“I entered into a parking lot behind a cluster of homes, a car was behind me and the driver indicated that I was going at less than 3-5 miles per hour. I park the car and all of the sudden the car accelerated, went over the parking bump and over a wood safety wall, over some bushes and landed 2 feet down, damaging the homes and a couple of heating units. I pressed the brake but the car kept on accelerating. This car should not be in the market.”
From ODI 10453303, involving a 2011 RX350 in a March 27 incident:
“While pulling into driveway, my wife took her foot off accelerator and car suddenly accelerated and ran into wall of house damaging front of car and causing damage to house and contents.”
From ODI 10346120 involving a 2011 Camry, reported to NHTSA July 2010, from an owner in St. Helena, California:

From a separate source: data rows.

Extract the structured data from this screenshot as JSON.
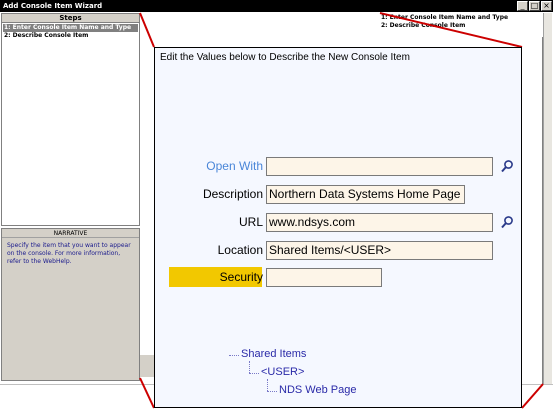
{
  "window": {
    "title": "Add Console Item Wizard",
    "controls": [
      "_",
      "□",
      "×"
    ]
  },
  "steps": {
    "header": "Steps",
    "items": [
      {
        "label": "1: Enter Console Item Name and Type",
        "selected": true
      },
      {
        "label": "2: Describe Console Item",
        "selected": false
      }
    ]
  },
  "narrative": {
    "header": "NARRATIVE",
    "text": "Specify the item that you want to appear on the console. For more information, refer to the WebHelp."
  },
  "right_steps": {
    "items": [
      "1: Enter Console Item Name and Type",
      "2: Describe Console Item"
    ]
  },
  "form": {
    "heading": "Edit the Values below to Describe the New Console Item",
    "fields": {
      "open_with": {
        "label": "Open With",
        "value": ""
      },
      "description": {
        "label": "Description",
        "value": "Northern Data Systems Home Page"
      },
      "url": {
        "label": "URL",
        "value": "www.ndsys.com"
      },
      "location": {
        "label": "Location",
        "value": "Shared Items/<USER>"
      },
      "security": {
        "label": "Security",
        "value": ""
      }
    }
  },
  "tree": {
    "root": "Shared Items",
    "child": "<USER>",
    "leaf": "NDS Web Page"
  },
  "icons": {
    "open_with_lookup": "magnifier-icon",
    "url_lookup": "magnifier-icon"
  },
  "colors": {
    "highlight": "#f2c800",
    "callout": "#cc0000",
    "link": "#4a86d8",
    "tree_text": "#2a2aa8"
  }
}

“While driving 2 mph entering a parking space the vehicle accelerated, she engaged her brakes and skid marks showed how hard she engaged the brakes. The vehicle jumped the curved and crashed into another parked vehicle.”
From ODI 10461475, out of Poughkeepsie NY, on an incident that happened three weeks ago, involving a 2012 RAV4:
“The contact owns a 2012 Toyota RAV-4. The contact stated that after attempting to reverse out of a parking space with the brake pedal engaged, the vehicle suddenly accelerated and crash against a park vehicle.”
Finally, we would be remiss if we didn’t take a poke at all the Very Important Journalists in the mainstream press. They all re-wrote the press release without raising a peep. One reporter mentioned in a casual conversation to SRS how “weird” it was that Toyota couldn’t seem to design a floor pan or a floor mat. Yes, isn’t it weird? We trace it back to 2002, the same year Toyota equipped many of its vehicles with an electronic throttle control system.
Coincidence? You decide.